There is no clergy or ritual in the Bahá’í Faith, nor any congregational prayer. Bahá’í Holy Days are often observed by the reading of prayers, sometimes from scriptures of other Faiths, and passages recounting episodes in Bahá’í history relevant to the occasion. Holy Days often include artistic contributions of music, dance, and crafts, as well as refreshments, according to local custom.

Ridván* (pronounced REZ-vahn)

It was during this period that Bahá’u’lláh, the Prophet-Founder of the Bahá’í Faith, declared His mission as the most recent Messenger of God. Bahá’ís observe the first, ninth, and twelfth days of this period. The actual event occurred in a garden, called Ridván (Paradise), in Baghdad, Iraq, in 1863.

Declaration of the Báb*

The Bahá’í Faith began in Persia (now Iran) on this day in 1844. It commemorates the announcement by the Prophet known as the Báb of His mission as founder of a new faith and forerunner of a Prophet greater than Himself, Bahá’u’lláh. The Bahá’í calendar dates from this year. The event is usually celebrated about two hours after sunset.

Ascension of Bahá’u’lláh*

This date marks the passing of Bahá’u’lláh in 1892, near Haifa, in the Holy Land. At the time of His death, He had been a prisoner of the Shah of Persia and the Ottoman Empire for 40 years. The event is usually observed at the actual time of His passing, 3:00 a.m.

Martyrdom of the Báb*

The Báb was put to death at the age of 31 by a firing squad in the market square of Tabriz, Persia, in 1850. This event is observed at noon.

Birth of the Báb*

The Báb was born Siyyid ‘Ali-Muhammad, in Shiraz in south-western Iran in 1819. His title, in Arabic, means “The Gate.”

Birth of Bahá’u’lláh*

Bahá’u’lláh, né Mirzá Husayn ‘Ali, was born into one of the leading noble families of Persia in 1817. His name is an Arabic title meaning “The Glory of God.”

Day of the Covenant
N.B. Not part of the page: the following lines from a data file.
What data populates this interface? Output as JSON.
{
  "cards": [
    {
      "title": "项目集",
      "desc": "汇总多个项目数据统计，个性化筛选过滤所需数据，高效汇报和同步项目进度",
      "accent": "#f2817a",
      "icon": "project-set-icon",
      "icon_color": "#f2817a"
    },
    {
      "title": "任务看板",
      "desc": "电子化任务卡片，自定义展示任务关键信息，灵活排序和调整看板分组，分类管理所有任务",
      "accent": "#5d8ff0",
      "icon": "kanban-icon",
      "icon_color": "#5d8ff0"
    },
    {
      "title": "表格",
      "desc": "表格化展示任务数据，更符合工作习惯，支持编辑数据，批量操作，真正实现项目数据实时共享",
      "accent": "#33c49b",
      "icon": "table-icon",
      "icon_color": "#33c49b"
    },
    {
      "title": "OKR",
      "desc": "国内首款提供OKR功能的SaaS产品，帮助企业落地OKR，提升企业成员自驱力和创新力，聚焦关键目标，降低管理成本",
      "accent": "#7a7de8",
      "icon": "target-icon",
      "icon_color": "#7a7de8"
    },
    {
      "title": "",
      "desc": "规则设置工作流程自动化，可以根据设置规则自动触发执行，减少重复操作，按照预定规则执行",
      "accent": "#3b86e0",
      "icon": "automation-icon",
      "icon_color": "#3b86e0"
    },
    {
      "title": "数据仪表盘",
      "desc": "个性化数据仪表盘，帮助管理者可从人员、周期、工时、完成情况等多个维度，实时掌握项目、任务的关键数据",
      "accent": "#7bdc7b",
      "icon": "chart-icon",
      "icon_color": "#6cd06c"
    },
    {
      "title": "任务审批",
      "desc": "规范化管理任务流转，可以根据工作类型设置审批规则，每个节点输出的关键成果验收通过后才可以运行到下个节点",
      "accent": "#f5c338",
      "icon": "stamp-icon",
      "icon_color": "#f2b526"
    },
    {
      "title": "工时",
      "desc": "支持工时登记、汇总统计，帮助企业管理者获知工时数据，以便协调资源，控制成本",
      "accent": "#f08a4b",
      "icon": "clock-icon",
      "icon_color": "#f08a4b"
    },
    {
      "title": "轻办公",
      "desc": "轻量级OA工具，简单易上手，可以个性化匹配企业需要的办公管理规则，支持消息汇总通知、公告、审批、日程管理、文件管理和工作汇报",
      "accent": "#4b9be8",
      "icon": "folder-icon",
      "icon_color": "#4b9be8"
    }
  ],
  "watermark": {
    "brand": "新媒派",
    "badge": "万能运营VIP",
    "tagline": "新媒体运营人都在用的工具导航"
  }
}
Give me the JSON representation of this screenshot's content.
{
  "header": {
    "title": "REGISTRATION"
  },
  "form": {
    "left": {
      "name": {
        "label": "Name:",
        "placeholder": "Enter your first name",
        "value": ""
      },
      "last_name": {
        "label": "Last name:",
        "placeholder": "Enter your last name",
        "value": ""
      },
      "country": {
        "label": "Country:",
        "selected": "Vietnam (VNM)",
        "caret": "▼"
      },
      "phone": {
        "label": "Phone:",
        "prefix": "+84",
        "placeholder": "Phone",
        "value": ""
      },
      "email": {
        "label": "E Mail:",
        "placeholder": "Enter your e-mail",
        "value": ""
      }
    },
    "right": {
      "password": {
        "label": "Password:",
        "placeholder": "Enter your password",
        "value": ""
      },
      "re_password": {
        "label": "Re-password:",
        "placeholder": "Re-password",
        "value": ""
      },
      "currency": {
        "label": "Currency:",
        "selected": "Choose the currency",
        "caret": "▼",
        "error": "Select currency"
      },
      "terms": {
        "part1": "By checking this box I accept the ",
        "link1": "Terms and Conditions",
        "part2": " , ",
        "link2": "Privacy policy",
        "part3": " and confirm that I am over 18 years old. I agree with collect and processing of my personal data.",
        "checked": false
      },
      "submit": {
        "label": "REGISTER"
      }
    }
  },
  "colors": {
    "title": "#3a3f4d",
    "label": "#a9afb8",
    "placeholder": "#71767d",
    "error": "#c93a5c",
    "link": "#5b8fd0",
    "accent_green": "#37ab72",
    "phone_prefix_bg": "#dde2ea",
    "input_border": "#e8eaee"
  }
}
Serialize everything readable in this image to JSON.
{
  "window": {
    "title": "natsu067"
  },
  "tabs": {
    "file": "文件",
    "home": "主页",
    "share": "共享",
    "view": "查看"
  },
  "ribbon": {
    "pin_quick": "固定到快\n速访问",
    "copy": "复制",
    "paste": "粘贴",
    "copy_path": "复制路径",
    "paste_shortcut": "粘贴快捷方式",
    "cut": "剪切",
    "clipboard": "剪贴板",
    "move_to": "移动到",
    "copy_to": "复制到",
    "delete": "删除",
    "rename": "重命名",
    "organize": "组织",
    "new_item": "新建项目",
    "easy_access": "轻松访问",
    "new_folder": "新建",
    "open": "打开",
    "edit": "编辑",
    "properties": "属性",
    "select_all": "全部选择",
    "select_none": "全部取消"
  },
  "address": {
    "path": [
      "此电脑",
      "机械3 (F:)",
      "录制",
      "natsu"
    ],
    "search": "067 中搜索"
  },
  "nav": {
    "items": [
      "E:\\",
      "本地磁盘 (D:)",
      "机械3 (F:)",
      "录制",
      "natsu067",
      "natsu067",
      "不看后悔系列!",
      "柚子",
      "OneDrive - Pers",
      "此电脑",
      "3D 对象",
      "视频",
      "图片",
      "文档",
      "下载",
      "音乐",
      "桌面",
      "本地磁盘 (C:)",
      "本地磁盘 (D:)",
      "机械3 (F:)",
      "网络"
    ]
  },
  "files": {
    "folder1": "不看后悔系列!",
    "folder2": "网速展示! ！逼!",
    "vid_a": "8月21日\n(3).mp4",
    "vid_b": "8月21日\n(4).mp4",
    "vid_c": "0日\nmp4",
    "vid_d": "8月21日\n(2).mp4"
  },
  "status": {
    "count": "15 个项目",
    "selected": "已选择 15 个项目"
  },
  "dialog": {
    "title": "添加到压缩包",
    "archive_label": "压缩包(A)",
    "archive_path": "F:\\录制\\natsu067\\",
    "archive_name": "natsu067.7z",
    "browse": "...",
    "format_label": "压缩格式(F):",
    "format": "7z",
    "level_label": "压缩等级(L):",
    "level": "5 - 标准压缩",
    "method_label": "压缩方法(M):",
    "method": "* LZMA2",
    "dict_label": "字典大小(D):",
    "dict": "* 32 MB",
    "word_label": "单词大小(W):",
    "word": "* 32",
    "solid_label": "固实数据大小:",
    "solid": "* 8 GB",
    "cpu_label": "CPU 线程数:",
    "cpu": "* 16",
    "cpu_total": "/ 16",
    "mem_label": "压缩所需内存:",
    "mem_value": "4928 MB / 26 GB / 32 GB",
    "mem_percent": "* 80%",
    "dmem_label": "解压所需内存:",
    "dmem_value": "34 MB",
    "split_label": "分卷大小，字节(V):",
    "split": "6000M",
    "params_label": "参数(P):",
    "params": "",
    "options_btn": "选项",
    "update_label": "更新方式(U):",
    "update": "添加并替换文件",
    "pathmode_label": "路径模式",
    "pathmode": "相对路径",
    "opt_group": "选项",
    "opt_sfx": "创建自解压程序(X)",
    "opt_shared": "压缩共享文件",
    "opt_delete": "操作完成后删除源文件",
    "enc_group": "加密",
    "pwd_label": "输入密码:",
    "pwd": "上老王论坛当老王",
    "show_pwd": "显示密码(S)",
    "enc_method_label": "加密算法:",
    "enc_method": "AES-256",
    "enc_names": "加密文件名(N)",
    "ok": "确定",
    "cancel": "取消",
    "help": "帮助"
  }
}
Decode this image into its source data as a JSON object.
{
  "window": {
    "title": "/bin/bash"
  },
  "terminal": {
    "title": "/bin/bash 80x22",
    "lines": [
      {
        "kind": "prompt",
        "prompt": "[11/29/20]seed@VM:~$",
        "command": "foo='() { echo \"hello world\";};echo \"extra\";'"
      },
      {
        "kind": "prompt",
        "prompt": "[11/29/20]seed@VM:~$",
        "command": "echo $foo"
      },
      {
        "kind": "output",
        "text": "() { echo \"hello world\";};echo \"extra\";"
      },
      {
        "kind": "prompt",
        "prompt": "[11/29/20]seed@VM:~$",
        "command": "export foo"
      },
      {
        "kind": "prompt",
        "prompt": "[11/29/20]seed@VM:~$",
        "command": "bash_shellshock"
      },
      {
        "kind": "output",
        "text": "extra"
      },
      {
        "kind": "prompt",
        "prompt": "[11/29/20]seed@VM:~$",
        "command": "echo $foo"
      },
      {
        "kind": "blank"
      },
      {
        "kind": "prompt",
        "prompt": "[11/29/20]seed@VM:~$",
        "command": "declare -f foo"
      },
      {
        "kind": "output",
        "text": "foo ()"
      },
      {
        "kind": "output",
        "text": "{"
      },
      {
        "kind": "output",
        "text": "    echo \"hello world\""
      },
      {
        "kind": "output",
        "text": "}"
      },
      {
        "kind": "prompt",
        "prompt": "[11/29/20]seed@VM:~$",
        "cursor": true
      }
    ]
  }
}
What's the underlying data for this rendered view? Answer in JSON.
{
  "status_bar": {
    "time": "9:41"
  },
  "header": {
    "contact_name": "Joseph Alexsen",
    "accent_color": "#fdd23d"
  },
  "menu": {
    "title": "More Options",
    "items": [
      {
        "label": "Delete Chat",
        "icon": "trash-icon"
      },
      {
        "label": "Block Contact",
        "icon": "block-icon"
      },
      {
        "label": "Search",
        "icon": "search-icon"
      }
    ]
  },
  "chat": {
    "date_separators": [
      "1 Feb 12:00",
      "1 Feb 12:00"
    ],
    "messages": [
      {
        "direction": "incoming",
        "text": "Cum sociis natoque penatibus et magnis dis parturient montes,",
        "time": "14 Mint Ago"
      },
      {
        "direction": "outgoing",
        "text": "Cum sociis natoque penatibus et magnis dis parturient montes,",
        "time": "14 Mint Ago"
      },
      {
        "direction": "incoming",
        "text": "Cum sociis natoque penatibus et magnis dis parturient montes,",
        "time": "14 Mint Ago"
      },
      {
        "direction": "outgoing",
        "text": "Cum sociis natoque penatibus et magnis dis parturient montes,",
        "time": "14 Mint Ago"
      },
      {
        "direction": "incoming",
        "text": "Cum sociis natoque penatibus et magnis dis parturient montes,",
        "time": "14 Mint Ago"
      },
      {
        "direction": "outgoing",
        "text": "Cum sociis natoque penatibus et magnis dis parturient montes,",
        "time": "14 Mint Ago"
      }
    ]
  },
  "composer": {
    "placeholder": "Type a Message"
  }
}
The eldest son and appointed successor of Bahá’u’lláh, ‘Abdu’l-Bahá, is referred to as the “Centre of the Covenant.” The Covenant was established by Bahá’u’lláh to safeguard the unity of the Bahá’í community. This day is a celebration of the station of ‘Abdu’l-Bahá (a name meaning “Servant of the Glory”), who is revered by Bahá’ís as the most exemplary Bahá’í but is not regarded as a prophet. It was ‘Abdu’l-Bahá’s wish that the Covenant be celebrated rather than His own birth date.

Ascension of ‘Abdu’l-Bahá

After years of serving both His father and the growing Bahá’í community, ‘Abdu’l-Bahá passed away in Haifa, Israel, in 1921. During His life, He accomplished much, writing extensively, interpreting many of His father’s writings, safeguarding the unity of the Faith, travelling extensively to visit Bahá’ís around the world, and addressing interested groups of all kinds.

Intercalary Days (Ayyam-i-Ha)

The Intercalary Days (Ayyam-i-Ha) are four days (five in leap year) that do not belong to any Bahá’í month. They are days of celebration, gift-giving, hospitality, and charitable works.

Naw-Rúz* (Bahá’í New Year)

Bahá’ís celebrate New Year on the first day of spring.

* Work and academic studies should be suspended on these days.